Affecting almost 40% of American adults, lower back pain (LBP) is a common problem. While a minor condition for some, chronic LBP can be debilitating and significantly disrupt daily life. The rise of LBP birthed various treatment options to manage and alleviate the condition. Some treatments, like pain medication, can help temporarily, but for a more advanced option, doctors will often suggest a lumbar medial branch block. This non-invasive option may help resolve lower back pain.

Block pain effectively

Lumbar medial branch block is an in-office procedure pain specialists and other medical personnel use to treat LBP. The process targets and blocks the nerves responsible for transmitting pain signals from the lumbar facet joints in the spine. A medial branch block involves the injection of a local anesthetic and a steroid into the medial branch nerves in the lower back region. The procedure temporarily numbs the nerves to relieve lower back pain. This treatment option offers 3 excellent benefits for individuals with chronic lower back pain.

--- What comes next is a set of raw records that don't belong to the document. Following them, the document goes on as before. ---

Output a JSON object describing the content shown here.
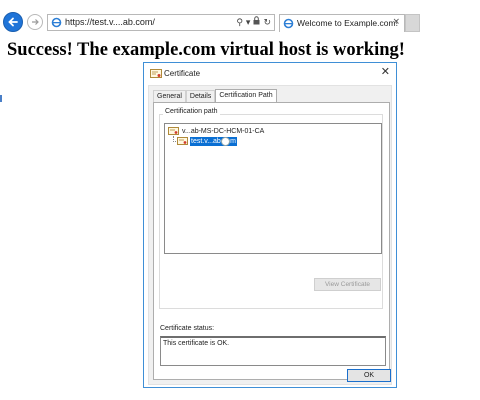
{
  "browser": {
    "back_icon": "back-arrow-icon",
    "forward_icon": "forward-arrow-icon",
    "address": "https://test.v....ab.com/",
    "address_tools": {
      "search": "⚲",
      "dropdown": "▾",
      "lock": "🔒",
      "refresh": "↻"
    },
    "tab_title": "Welcome to Example.com!",
    "tab_close": "×"
  },
  "page": {
    "heading": "Success! The example.com virtual host is working!"
  },
  "dialog": {
    "title": "Certificate",
    "close": "✕",
    "tabs": [
      {
        "label": "General",
        "active": false
      },
      {
        "label": "Details",
        "active": false
      },
      {
        "label": "Certification Path",
        "active": true
      }
    ],
    "certification_path_label": "Certification path",
    "tree": [
      {
        "label": "v...ab-MS-DC-HCM-01-CA",
        "selected": false
      },
      {
        "label": "test.v...ab.com",
        "selected": true
      }
    ],
    "view_certificate_button": "View Certificate",
    "status_label": "Certificate status:",
    "status_text": "This certificate is OK.",
    "ok_button": "OK"
  },
  "colors": {
    "accent": "#0a6fd3",
    "back_button": "#1f74d8",
    "dialog_border": "#3f8fd6"
  }
}
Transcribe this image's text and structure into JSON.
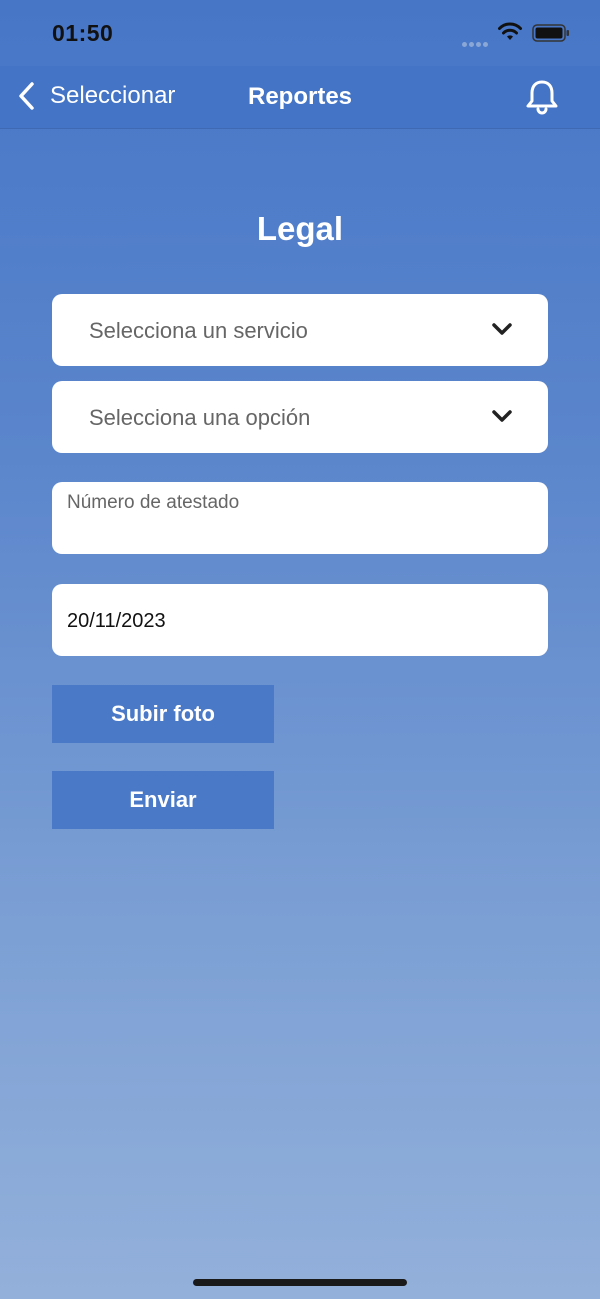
{
  "status_bar": {
    "time": "01:50"
  },
  "nav": {
    "back_label": "Seleccionar",
    "title": "Reportes"
  },
  "page": {
    "title": "Legal"
  },
  "form": {
    "service_select": {
      "label": "Selecciona un servicio"
    },
    "option_select": {
      "label": "Selecciona una opción"
    },
    "report_number": {
      "placeholder": "Número de atestado",
      "value": ""
    },
    "date": {
      "value": "20/11/2023"
    },
    "upload_photo_label": "Subir foto",
    "submit_label": "Enviar"
  },
  "icons": [
    "chevron-left-icon",
    "bell-icon",
    "chevron-down-icon",
    "wifi-icon",
    "battery-icon"
  ],
  "colors": {
    "nav_background": "#4474c6",
    "button_background": "#4a79c8",
    "text_white": "#ffffff"
  }
}
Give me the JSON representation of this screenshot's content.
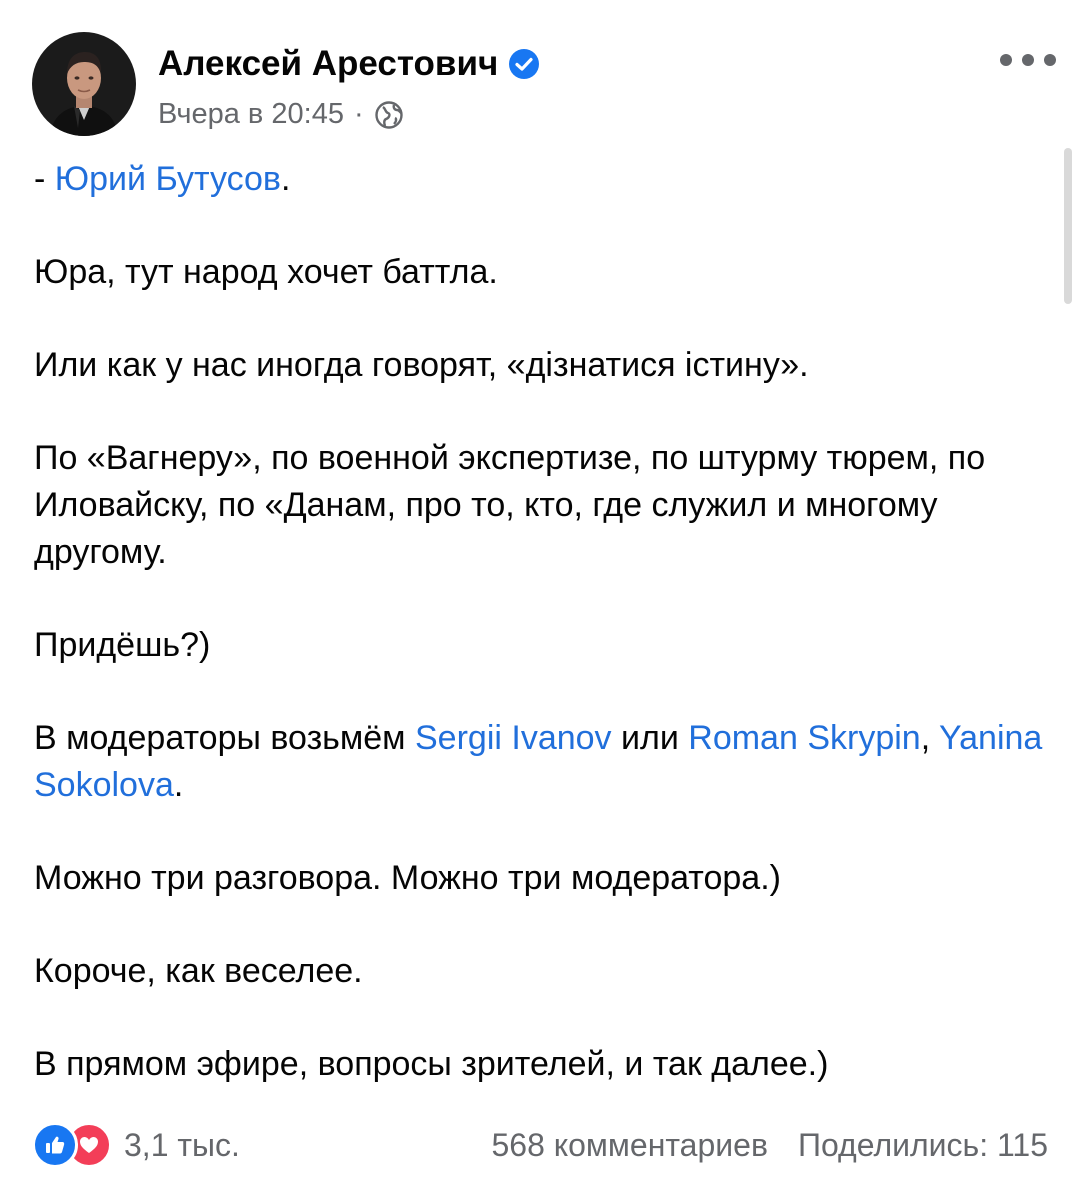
{
  "post": {
    "author": "Алексей Арестович",
    "timestamp": "Вчера в 20:45",
    "separator": "·",
    "audience_icon": "globe-icon",
    "verified_icon": "verified-badge-icon",
    "more_icon": "more-options-icon"
  },
  "body": {
    "p1_prefix": "- ",
    "p1_link": "Юрий Бутусов",
    "p1_suffix": ".",
    "p2": "Юра, тут народ хочет баттла.",
    "p3": "Или как у нас иногда говорят, «дізнатися істину».",
    "p4": "По «Вагнеру», по военной экспертизе, по штурму тюрем, по Иловайску, по «Данам, про то, кто, где служил и многому другому.",
    "p5": "Придёшь?)",
    "p6_prefix": "В модераторы возьмём ",
    "p6_link1": "Sergii Ivanov",
    "p6_mid": " или ",
    "p6_link2": "Roman Skrypin",
    "p6_sep": ", ",
    "p6_link3": "Yanina Sokolova",
    "p6_suffix": ".",
    "p7": "Можно три разговора. Можно три модератора.)",
    "p8": "Короче, как веселее.",
    "p9": "В прямом эфире, вопросы зрителей, и так далее.)"
  },
  "footer": {
    "reactions_count": "3,1 тыс.",
    "comments": "568 комментариев",
    "shares": "Поделились: 115"
  },
  "colors": {
    "link": "#216fdb",
    "secondary_text": "#65676b",
    "like": "#1877f2",
    "love": "#f33e58"
  }
}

1. Diagnostic capabilities

In addition to controlling pain, the lumbar medial branch block plays a crucial role in accurately diagnosing the source of lower back pain. In most cases, the doctor predicts that the pain originates from the lumbar facet joints. The lumbar medial branch block is a fast, cost-effective way to achieve a definitive diagnosis. By blocking the medial branch nerves and observing the patient’s response, doctors can determine if the pain originates from the facet joints.

2. Targeted pain relief

The goal of a lumbar medial branch block is to provide targeted and specific pain relief for individuals with lower back pain caused by facet joints. The doctor uses an x-ray system called fluoroscopy to direct the needle to the lumbar region. This action numbs the medial branch nerves that transmit pain signals from the facet joints. A branch block provides a more targeted approach than traditional pain medication. Oral medication offers general pain relief to the area, but a branch block bypasses the liver and other metabolic processes to send the drug straight to the potential source. While the pain relief only lasts a short period, the procedure sets up other long-term options.

3. Long-term pain management

A lumbar medial branch block also provides a route to long-term pain management for individuals with chronic lower back pain. For instance, the next step may involve radiofrequency ablation (RFA) of the medial branch, which damages the nerves and prevents communication with the brain. This is done once the diagnostic lumbar medial branch block confirms that the facet joints are the source of lower back pain. This option ensures the patient receives long-term relief lasting several months while avoiding surgery.

Post-treatment considerations

After undergoing a lumbar medial branch block, patients are advised to rest and avoid strenuous activities for a short time. This allows for proper healing and minimizes the risk of complications. Patients may experience temporary soreness or discomfort at the injection site, but this should subside within a few days. The healthcare provider will typically provide specific instructions for additional post-treatment care, including pain management strategies and follow-up appointments.

Is the branch block right for you?

Lumbar medial branch block is a valuable treatment option for individuals with lower back pain caused by the lumbar facet joints. This treatment is a suitable option for chronic lower back pain that cannot be relieved by other conservative treatments. A healthcare provider can determine if the branch block procedure is the best option through a comprehensive evaluation of the patient’s symptoms, medical history, and diagnostic tests. With the right approach, the patient can be on course for a pain-free life.